No pressure, then, for book number three – but Tilly and Poe are back and it’s the depths of winter, where a cold-hearted killer is plying his deadly trade in Cumbria. The Curator opens with a chillingly disturbing prologue which ends with the clinical garrotting of a mystery female. Move to Christmas Eve and in typically twisted Craven fashion, a Secret Santa unwrapping at a small haulage company reveals a macabre gift. Instead of a mug containing an engagement ring, there’s a cup bearing letters spelling out #BSC6 with two severed fingers inside it.
Soon three pairs of severed fingers have been unearthed, and the hunt is on to match them to their owners. This is not quite the party game usually associated with the festive season. When it becomes clear that each victim had one finger removed while alive and the other post-mortem, the search expands to include the bodies too. And as the trio of victims is identified, the case gets even more puzzling. There is nothing at all to link them – so why were they targeted?
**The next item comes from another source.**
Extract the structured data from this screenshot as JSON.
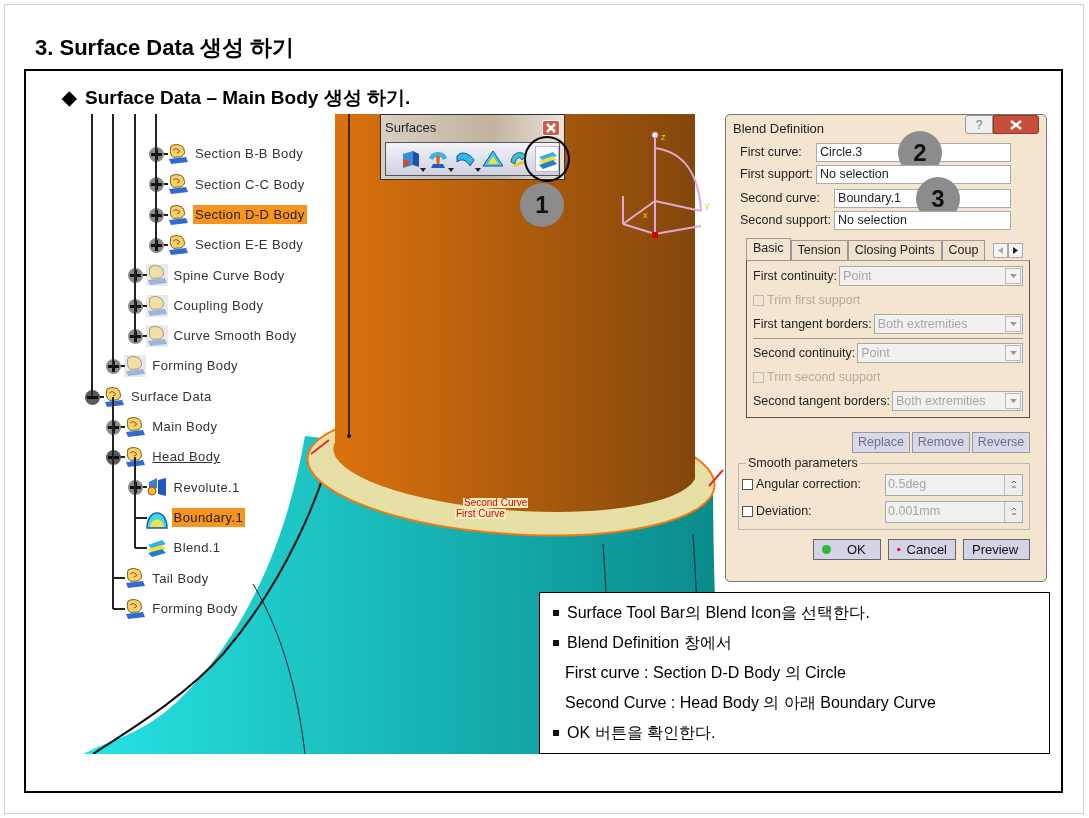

Prepare for a dance of the seven veils in book form, as layer by layer, the real purpose of the crimes is revealed. And the person behind them is unlike anyone you’ve met before. The enigmatic Curator of the book’s title leads Poe, Tilly and the rest of the team on a merry dance…
MW Craven has really hit his stride with this series. The lead characters are well fleshed out and the interchanges between phlegmatic, hardbitten Poe and oh-so-literal Tilly are an absolute joy. Add their boss into the mix, a heavily pregnant, wildly hormonal DI Flynn, and everything’s set for some hugely entertaining scenarios. Craven has a lightness of touch worthy of a Mary Berry pastry recipe, and writes with a wry sense of humour that has you laughing out loud – sometimes in the most inappropriate moments.
Because, let me be clear here, this is in no way a cosy read. The humour is spliced between some edge of the seat scenes and this author isn’t afraid to throw in details that set the stomach roiling. The fact that you eagerly keep on going, desperate to discover that happens next, is testament to Craven’s skill as a master plotter.
Three books in, he’s also given the two leads more free rein, and Poe in particular rises to the occasion. Who knew there was an actual action hero inside him, just waiting for a chance to show his mettle? Tilly isn’t just sat behind her computers either and I particularly enjoyed the scenes involving the pair of them, set on the fictional Montague Island off the Cumbrian coast.
Don’t take your eyes away from the print for a second or you’re bound to miss something, because The Curator is one of those slippery eels of a book where, just when you think you’ve grasped the thread of the plot, it slides through your fingers and swims away with nary a backward glance. In short, MW Craven has come up with another mighty fine read that’s both engaging and entertaining and ready to wrong-foot you when you least expect it. Do we really have to wait another 12 months before book four is published?
CFL Rating: 5 Stars